Transit is key to both climate change and transportation

Rep. Doris Matsui, center, is greeted by confetti and a marching band at Regional Transit’s new Blue Line extension at Cosumnes River College on Aug. 24.
Rep. Doris Matsui, center, is greeted by confetti and a marching band at Regional Transit’s new Blue Line extension at Cosumnes River College on Aug. 24.

We are in the midst of a record drought and wildfire season that scientists tell us is one of the effects of climate change. We clearly cannot continue business as usual, yet two deeply intertwined debates are underway in their usual separate silos in the Legislature.

Gov. Jerry Brown is pushing even more ambitious goals to reduce carbon emissions by increasing renewable energy production, improving energy efficiency of buildings and cutting petroleum use in half by 2030. Senate President Pro Tem Kevin de León aims to write those goals into law with Senate Bill 350.

Brown also convened a special session on our decrepit transportation infrastructure. Legislators have introduced a range of proposals, including raising the gas tax. But the focus of discussion on how to spend the money has been on filling potholes and adding new highway lanes to move more trucks.

We’re part of a coalition that called Tuesday for the Legislature to pass two bills that would provide $600 million a year in critical funding for public transit. We are pushing for investment to make it safer and easier to walk and bicycle to transit. The hard truth is we can’t tackle climate change without dealing with transportation.

Transportation accounts for more than half of greenhouse gas emissions in California when you include cars and trucks as well as oil refineries.
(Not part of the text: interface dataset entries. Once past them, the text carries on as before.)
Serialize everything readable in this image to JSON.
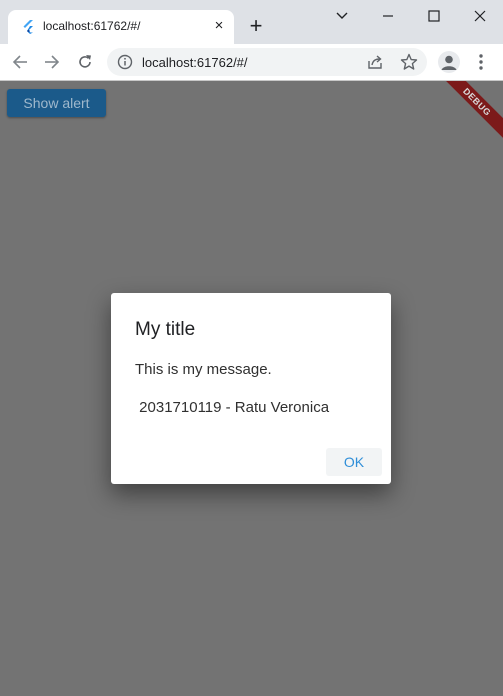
{
  "browser": {
    "tab_title": "localhost:61762/#/",
    "tab_close_glyph": "×",
    "new_tab_glyph": "+",
    "url": "localhost:61762/#/",
    "icons": [
      "flutter-favicon-icon",
      "close-icon",
      "plus-icon",
      "chevron-down-icon",
      "minimize-icon",
      "maximize-icon",
      "window-close-icon",
      "back-arrow-icon",
      "forward-arrow-icon",
      "reload-icon",
      "info-icon",
      "share-icon",
      "star-icon",
      "profile-icon",
      "menu-dots-icon"
    ]
  },
  "app": {
    "show_alert_label": "Show alert",
    "debug_banner": "DEBUG",
    "background_color": "#737373",
    "button_color": "#1b5a8a"
  },
  "dialog": {
    "title": "My title",
    "message": "This is my message.",
    "detail": " 2031710119 - Ratu Veronica",
    "ok_label": "OK",
    "accent_color": "#2f8ed8"
  }
}
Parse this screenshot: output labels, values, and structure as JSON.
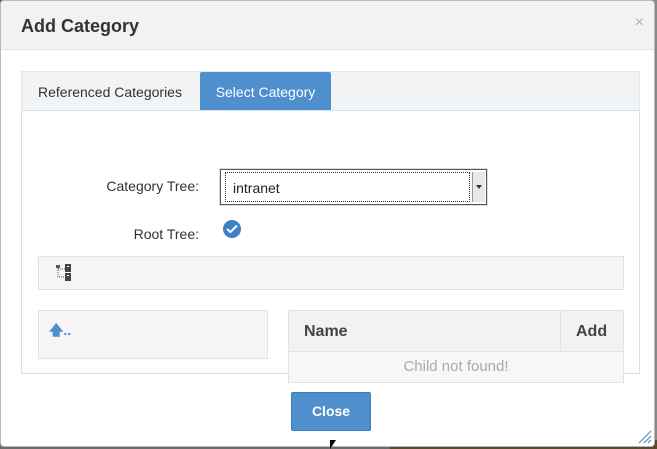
{
  "dialog": {
    "title": "Add Category",
    "close_symbol": "×"
  },
  "tabs": [
    {
      "label": "Referenced Categories",
      "active": false
    },
    {
      "label": "Select Category",
      "active": true
    }
  ],
  "form": {
    "category_tree_label": "Category Tree:",
    "category_tree_value": "intranet",
    "root_tree_label": "Root Tree:",
    "root_tree_checked": true
  },
  "navigator": {
    "up_label": ".."
  },
  "grid": {
    "columns": [
      "Name",
      "Add"
    ],
    "empty_message": "Child not found!"
  },
  "footer": {
    "close_label": "Close"
  },
  "colors": {
    "accent": "#4f8fcd",
    "titlebar": "#f2f2f2"
  },
  "icons": [
    "close-icon",
    "check-circle-icon",
    "tree-structure-icon",
    "arrow-up-icon",
    "resize-handle-icon"
  ]
}
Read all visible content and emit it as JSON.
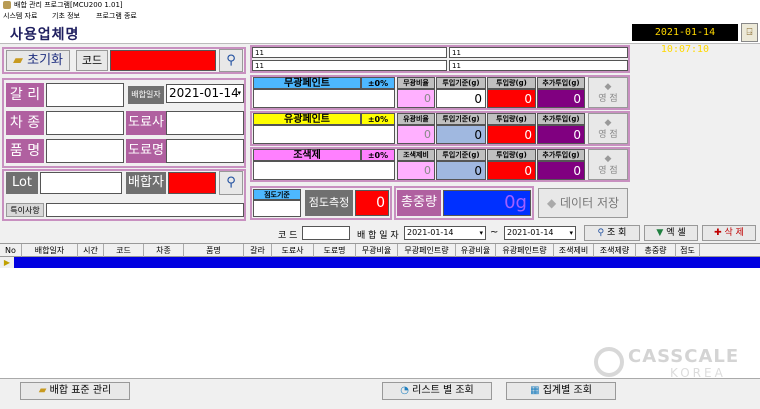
{
  "window": {
    "title": "배합 관리 프로그램[MCU200 1.01]"
  },
  "menu": [
    "시스템 자료",
    "기초 정보",
    "프로그램 종료"
  ],
  "header": {
    "title": "사용업체명",
    "clock": "2021-01-14 10:07:10"
  },
  "left": {
    "reset_button": "초기화",
    "code_label": "코드",
    "gallery_label": "갈 리",
    "mix_date_label": "배합일자",
    "mix_date_value": "2021-01-14",
    "car_type_label": "차 종",
    "painter_label": "도료사",
    "product_label": "품 명",
    "paint_name_label": "도료명",
    "lot_label": "Lot",
    "mixer_label": "배합자",
    "remarks_label": "특이사항"
  },
  "top_fields": [
    "11",
    "11",
    "11",
    "11"
  ],
  "paint_rows": [
    {
      "name": "무광페인트",
      "pct": "±0%",
      "ratio_label": "무광비율",
      "ratio_value": "0",
      "std_label": "투입기준(g)",
      "std_value": "0",
      "input_label": "투입량(g)",
      "input_value": "0",
      "add_label": "추가투입(g)",
      "add_value": "0",
      "zero_label": "영 점",
      "color": "#4db8ff"
    },
    {
      "name": "유광페인트",
      "pct": "±0%",
      "ratio_label": "유광비율",
      "ratio_value": "0",
      "std_label": "투입기준(g)",
      "std_value": "0",
      "input_label": "투입량(g)",
      "input_value": "0",
      "add_label": "추가투입(g)",
      "add_value": "0",
      "zero_label": "영 점",
      "color": "#ffff00"
    },
    {
      "name": "조색제",
      "pct": "±0%",
      "ratio_label": "조색제비",
      "ratio_value": "0",
      "std_label": "투입기준(g)",
      "std_value": "0",
      "input_label": "투입량(g)",
      "input_value": "0",
      "add_label": "추가투입(g)",
      "add_value": "0",
      "zero_label": "영 점",
      "color": "#ff80ff"
    }
  ],
  "viscosity": {
    "std_label": "점도기준",
    "measure_label": "점도측정",
    "measure_value": "0"
  },
  "total": {
    "label": "총중량",
    "value": "0g"
  },
  "save_button": "데이터 저장",
  "search": {
    "code_label": "코 드",
    "date_label": "배 합 일 자",
    "from": "2021-01-14",
    "tilde": "~",
    "to": "2021-01-14",
    "search_btn": "조 회",
    "excel_btn": "엑 셀",
    "delete_btn": "삭 제"
  },
  "grid": {
    "columns": [
      "No",
      "배합일자",
      "시간",
      "코드",
      "차종",
      "품명",
      "갈라",
      "도료사",
      "도료명",
      "무광비율",
      "무광페인트량",
      "유광비율",
      "유광페인트량",
      "조색제비",
      "조색제량",
      "총중량",
      "점도"
    ]
  },
  "bottom": {
    "std_mgmt": "배합 표준 관리",
    "list_query": "리스트 별 조회",
    "summary_query": "집계별 조회"
  },
  "watermark": {
    "line1": "CASSCALE",
    "line2": "KOREA"
  }
}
How we invest in our transportation system will largely determine how much we reduce greenhouse gases and slow the impacts of climate change. Despite the critical link between these two issues, they are being debated with little consideration of how decisions on one could drastically impact the other.

Filling potholes doesn’t “fix” our transportation system, but simply paves over a system of highways designed for a 20th century California. Building more highways doesn’t fix our congestion problem. Studies show that the new lanes will just fill up with more cars and trucks as our population and economy continue to grow, and then be marked with potholes in another ten years.
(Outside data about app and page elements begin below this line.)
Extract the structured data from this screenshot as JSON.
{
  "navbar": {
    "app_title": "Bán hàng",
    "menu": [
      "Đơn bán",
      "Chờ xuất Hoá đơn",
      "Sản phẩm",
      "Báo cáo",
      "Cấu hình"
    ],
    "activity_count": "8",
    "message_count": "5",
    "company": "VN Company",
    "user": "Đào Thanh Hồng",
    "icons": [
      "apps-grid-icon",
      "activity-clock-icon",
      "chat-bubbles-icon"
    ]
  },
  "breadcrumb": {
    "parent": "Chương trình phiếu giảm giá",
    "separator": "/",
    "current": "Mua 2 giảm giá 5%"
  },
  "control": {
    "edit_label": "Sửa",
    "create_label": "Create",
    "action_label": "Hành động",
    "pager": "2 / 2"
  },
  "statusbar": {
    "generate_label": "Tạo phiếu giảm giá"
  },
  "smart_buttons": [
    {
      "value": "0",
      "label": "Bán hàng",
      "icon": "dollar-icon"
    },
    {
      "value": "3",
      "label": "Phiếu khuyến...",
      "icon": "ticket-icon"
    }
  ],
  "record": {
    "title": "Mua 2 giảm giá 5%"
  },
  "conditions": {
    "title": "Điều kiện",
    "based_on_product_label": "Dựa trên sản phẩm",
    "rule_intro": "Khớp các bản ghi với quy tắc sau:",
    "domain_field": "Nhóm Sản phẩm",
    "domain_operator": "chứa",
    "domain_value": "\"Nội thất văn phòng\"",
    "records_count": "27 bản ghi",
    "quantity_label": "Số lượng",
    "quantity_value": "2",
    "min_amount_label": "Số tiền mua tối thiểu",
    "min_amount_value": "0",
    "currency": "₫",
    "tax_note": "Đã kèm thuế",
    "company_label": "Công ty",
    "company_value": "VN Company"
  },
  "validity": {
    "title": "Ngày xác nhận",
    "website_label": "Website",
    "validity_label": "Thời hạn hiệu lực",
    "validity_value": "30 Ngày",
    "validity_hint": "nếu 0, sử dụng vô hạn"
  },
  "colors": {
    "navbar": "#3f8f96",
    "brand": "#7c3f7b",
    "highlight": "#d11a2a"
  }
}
How can we significantly cut petroleum use if we only invest in solutions that add more cars and trucks on our roads? Encouraging consumers to buy electric vehicles will help but will only get us part way.

We need the governor and the Legislature to invest in solutions that modernize our transportation infrastructure and further our climate goals. These solutions include improving and expanding transit service so buses and trains are convenient, reliable and affordable, especially for commuters who can’t afford a car. We need to build networks of protected bike lanes and sidewalks to connect neighborhoods to transit, schools, parks, shopping and work so families don’t need a car for every trip.

These solutions are also climate solutions. They create healthier, more vibrant communities and reduce the cost of transportation for families. Plus, fewer cars on the road means fewer potholes to repair 10 years from now.

We are feeling the effects of climate change today. We cannot put off dealing with our transportation problems and their climate effects in a comprehensive way for the next decade.

Jeanie Ward-Waller is policy director of the California Bicycle Coalition. Chanell Fletcher is senior California policy manager for the Safe Routes to School National Partnership.